plummeted. it washurricane katrina times, up $15, and now it's down torina about $2. it's so cheap and plentiful, but people don't want to sort of embrace the idea this is good for the environment because it is, after all, a fossil fuel.ue. >> it is.t 's not the end of the solution to climate change, but, listen, we have triedor 20 years witho kiota and the e.u. wanted to dod goo.d. we -- i'm from -- we paid $20 billion or $30 billion to cut emissions, and you've done it for free, actually, made moneyyu doing it because you got cheaper energy. that's theth way forward. also, for china and india and everyone else. melissa: proponents of solar and wind don't want to hear is while fracking has been profitable, it's helped the environment, but at the same time, you look at things, like, a big story from w wyoming, why theyh drill, anddrl there's a well that is contaminated one way or the other, and seems like in the repos dealing with this and the neighbors in the neighborhood are saying, and s this is pavilion, wyoming, it's, a result of theracking nearby, and that's a case they point
infrastructure. in 2005, hurricane katrina destroyed parts of new orleans. now they have a $14.6 billion flood protection system. in 2007, this bridge in minneapolis collapsed. that bridge was rebuilt but many of our nation's bridges are still in a sorry state. it takes extraordinary events for us to upgrade our infrastructure. i spoke to infrastructure enthusiast and colleague fareed zakaria here on cnn. when we talk about infrastructure projects, there are many people in this country who feel it is stimulus, government spending, ineffective, it's decorated with sorts of favors for everybody and pork. how do you convince people that there's a way to spend that $2.2 trillion that the american society of civil engineers says we need to spend and get a payback? >> actually a very smart idea about how to do it. it was co-sponsored by john kerry and kay bailey hutchison is create a infrastructure bank. have the federal government seed it with capital but have private sector money. have the projectsawarded by a board, a group of technical experts that evaluate the projects on their merit rather tha
hurricane katrina. now he wants to help people in the northeast. drew brees and his wife brittany told cbs they formed the drew brees foundation committing $1 million to help with super storm sandy relief efforts. that matches the $1 million pledge the nfl and players made to the red cross just after sandy. >>> congressman jesse jackson jr. is resigning after dealing with bipolar disorder and other health problems for nearly a year. he said wednesday he needs to spend time getting better. he's been away from d.c. for most of the year. jackson is also being investigated for possibly trying to get president obama's old senate seat in exchange for fundraising. he has denied doing anything wrong. >>> we know you spend the first part of your saturday and sunday right here on hln but what's are you up to? we want to see what weekends in america look like in your hometown. kimberly captured this sweet moment in colorado springs, colorado. look at the mama and her fawn. she says she's thankful for photo ops like this. deer had been walking through her front yard on a daily basis. do you have a pho
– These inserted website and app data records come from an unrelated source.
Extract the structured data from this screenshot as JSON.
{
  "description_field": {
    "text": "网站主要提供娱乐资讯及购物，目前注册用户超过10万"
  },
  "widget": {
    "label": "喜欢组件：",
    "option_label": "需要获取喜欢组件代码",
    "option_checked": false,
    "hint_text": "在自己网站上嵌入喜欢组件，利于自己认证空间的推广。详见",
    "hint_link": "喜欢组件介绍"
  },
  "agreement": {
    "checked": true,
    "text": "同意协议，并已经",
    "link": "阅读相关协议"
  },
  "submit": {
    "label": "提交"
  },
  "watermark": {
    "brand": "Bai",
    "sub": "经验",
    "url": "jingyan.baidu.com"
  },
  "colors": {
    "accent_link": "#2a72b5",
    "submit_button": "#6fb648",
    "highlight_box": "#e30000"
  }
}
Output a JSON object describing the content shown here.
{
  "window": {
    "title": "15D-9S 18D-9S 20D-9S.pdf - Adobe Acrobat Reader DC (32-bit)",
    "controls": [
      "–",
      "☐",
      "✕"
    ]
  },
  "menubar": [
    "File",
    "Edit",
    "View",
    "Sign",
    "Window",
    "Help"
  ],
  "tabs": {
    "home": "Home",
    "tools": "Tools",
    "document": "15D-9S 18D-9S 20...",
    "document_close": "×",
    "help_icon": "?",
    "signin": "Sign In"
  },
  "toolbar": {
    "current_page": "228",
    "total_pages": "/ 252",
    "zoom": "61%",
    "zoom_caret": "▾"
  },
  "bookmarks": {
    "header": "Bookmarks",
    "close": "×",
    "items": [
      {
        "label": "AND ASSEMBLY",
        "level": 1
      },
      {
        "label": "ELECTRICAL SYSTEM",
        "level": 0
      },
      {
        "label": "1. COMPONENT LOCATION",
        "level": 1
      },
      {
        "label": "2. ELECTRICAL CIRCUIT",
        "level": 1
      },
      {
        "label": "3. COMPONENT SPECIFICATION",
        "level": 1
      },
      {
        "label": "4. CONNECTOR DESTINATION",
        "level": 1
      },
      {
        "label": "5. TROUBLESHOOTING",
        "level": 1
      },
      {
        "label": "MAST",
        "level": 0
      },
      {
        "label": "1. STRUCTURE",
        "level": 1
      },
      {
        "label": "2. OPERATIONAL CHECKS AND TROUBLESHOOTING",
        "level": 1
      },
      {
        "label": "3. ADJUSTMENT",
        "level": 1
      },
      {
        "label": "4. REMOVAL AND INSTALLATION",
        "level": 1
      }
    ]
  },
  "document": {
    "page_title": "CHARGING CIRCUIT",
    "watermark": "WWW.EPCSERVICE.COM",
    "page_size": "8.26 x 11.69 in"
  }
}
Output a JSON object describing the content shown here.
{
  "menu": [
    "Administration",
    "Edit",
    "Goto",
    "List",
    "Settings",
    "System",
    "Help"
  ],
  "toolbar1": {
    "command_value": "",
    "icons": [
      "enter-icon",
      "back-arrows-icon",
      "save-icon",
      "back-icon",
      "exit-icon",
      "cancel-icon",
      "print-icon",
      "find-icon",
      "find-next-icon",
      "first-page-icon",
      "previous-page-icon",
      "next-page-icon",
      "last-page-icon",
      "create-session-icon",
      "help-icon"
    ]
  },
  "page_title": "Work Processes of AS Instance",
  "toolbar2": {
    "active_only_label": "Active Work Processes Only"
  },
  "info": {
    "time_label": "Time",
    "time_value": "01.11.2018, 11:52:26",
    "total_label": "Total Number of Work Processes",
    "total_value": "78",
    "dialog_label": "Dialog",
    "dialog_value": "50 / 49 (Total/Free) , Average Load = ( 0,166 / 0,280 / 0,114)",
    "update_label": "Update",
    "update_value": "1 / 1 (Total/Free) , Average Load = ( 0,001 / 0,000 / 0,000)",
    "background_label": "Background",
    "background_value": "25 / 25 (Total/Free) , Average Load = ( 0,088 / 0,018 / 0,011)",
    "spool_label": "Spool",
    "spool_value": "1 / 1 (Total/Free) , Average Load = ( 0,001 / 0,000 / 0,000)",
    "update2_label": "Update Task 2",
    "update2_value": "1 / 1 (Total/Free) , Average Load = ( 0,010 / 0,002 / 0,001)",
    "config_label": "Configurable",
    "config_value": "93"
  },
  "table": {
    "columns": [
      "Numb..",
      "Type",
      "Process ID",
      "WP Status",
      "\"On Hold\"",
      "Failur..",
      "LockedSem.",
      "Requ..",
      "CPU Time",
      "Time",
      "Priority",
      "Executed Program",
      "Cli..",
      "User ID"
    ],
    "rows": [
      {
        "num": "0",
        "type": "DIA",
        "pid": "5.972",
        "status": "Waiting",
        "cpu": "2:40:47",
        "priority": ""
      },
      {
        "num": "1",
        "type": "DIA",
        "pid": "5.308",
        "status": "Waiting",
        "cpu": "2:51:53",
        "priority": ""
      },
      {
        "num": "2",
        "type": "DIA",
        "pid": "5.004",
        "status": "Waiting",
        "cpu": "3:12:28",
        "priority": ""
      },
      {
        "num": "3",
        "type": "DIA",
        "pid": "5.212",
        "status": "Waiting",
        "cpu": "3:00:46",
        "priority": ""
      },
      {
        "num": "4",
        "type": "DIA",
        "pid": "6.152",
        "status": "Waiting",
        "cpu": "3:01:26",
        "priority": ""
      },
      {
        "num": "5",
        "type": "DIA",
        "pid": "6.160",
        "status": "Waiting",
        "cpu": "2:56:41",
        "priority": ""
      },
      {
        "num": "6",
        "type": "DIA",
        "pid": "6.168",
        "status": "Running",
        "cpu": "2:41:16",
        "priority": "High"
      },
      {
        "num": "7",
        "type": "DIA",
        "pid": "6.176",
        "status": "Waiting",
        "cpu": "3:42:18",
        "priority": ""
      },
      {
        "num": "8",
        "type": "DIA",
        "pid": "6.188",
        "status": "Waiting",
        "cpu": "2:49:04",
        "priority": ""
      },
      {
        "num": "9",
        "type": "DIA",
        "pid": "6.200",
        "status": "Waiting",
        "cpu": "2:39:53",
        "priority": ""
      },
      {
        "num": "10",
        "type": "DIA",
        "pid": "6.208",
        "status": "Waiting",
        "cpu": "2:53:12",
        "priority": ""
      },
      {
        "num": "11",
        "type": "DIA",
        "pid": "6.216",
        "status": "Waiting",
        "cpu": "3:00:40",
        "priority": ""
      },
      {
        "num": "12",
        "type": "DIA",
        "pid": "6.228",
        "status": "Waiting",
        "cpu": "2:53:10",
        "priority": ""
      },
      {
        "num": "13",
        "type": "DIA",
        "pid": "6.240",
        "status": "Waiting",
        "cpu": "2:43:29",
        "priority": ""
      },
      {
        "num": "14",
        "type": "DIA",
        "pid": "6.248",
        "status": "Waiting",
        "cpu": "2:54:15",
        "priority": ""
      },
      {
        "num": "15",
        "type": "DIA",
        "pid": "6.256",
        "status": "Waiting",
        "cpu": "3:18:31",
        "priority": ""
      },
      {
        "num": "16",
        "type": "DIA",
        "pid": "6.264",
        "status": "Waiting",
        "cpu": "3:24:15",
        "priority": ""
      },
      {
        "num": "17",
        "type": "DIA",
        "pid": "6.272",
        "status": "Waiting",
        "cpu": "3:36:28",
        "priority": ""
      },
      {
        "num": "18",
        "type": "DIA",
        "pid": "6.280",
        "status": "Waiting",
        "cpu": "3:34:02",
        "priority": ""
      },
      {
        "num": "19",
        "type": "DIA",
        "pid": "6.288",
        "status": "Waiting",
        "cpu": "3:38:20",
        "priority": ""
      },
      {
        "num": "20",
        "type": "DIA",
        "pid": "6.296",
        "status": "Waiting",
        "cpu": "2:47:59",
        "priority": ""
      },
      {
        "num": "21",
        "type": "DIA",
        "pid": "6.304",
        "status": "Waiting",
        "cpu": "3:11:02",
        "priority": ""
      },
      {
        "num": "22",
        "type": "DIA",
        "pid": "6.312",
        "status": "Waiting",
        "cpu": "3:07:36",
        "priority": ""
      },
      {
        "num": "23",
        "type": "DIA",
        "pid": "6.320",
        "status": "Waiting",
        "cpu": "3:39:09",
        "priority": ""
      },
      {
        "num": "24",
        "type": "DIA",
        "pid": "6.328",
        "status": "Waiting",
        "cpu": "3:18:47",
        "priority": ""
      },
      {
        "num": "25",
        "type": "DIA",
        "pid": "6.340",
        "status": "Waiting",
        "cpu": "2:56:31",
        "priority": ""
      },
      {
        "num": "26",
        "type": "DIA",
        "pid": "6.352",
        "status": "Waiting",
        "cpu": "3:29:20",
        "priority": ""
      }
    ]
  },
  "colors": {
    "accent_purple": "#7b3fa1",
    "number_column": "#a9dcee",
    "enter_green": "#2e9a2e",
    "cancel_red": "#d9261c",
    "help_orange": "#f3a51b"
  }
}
Search Results 0 to 15 of about 16 (some duplicates have been removed)